__Aim of the exercise__
Go through the material below and return each line with the string "phẩm" in it.
+++ Input data +++
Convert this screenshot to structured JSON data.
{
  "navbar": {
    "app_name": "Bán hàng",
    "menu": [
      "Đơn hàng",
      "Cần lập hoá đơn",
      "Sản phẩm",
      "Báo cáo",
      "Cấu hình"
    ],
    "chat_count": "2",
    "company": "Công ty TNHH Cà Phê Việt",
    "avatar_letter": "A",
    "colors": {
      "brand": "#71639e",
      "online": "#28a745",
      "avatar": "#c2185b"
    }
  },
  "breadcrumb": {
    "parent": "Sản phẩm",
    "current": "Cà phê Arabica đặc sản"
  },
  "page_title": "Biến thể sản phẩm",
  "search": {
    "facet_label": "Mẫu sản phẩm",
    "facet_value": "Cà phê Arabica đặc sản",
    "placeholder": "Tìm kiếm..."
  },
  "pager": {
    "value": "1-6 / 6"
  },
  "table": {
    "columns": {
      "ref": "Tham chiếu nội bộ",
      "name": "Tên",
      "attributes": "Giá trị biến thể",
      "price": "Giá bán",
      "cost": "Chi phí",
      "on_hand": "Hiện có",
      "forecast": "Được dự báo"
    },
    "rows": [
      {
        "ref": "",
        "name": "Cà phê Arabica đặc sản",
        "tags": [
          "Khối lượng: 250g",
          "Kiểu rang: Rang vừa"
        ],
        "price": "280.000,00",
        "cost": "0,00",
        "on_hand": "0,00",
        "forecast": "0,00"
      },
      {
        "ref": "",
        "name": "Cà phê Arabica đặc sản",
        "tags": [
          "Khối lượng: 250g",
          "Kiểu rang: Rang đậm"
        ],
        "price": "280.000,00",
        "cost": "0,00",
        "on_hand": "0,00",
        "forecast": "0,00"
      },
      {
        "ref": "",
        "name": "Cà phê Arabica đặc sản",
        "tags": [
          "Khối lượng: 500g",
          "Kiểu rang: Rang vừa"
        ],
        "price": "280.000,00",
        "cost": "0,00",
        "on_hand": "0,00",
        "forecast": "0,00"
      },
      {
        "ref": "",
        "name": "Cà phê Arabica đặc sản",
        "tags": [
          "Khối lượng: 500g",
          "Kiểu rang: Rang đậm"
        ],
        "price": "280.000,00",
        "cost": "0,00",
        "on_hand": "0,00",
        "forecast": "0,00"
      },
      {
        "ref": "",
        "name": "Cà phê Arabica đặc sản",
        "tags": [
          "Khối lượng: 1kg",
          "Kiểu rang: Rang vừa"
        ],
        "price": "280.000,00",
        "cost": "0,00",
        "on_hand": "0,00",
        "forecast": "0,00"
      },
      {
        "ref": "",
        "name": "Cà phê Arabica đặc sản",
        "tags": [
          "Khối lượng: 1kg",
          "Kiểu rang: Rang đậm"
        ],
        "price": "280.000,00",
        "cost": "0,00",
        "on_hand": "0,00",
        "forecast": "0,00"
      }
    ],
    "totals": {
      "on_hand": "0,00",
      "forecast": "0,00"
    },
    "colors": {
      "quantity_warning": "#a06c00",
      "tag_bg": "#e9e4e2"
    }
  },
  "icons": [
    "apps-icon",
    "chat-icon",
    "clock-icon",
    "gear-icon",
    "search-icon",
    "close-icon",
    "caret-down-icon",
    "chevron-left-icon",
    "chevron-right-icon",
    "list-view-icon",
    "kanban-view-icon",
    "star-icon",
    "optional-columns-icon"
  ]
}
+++
__Answer for this exercise__
      "Sản phẩm",
    "parent": "Sản phẩm",
  "page_title": "Biến thể sản phẩm",
    "facet_label": "Mẫu sản phẩm",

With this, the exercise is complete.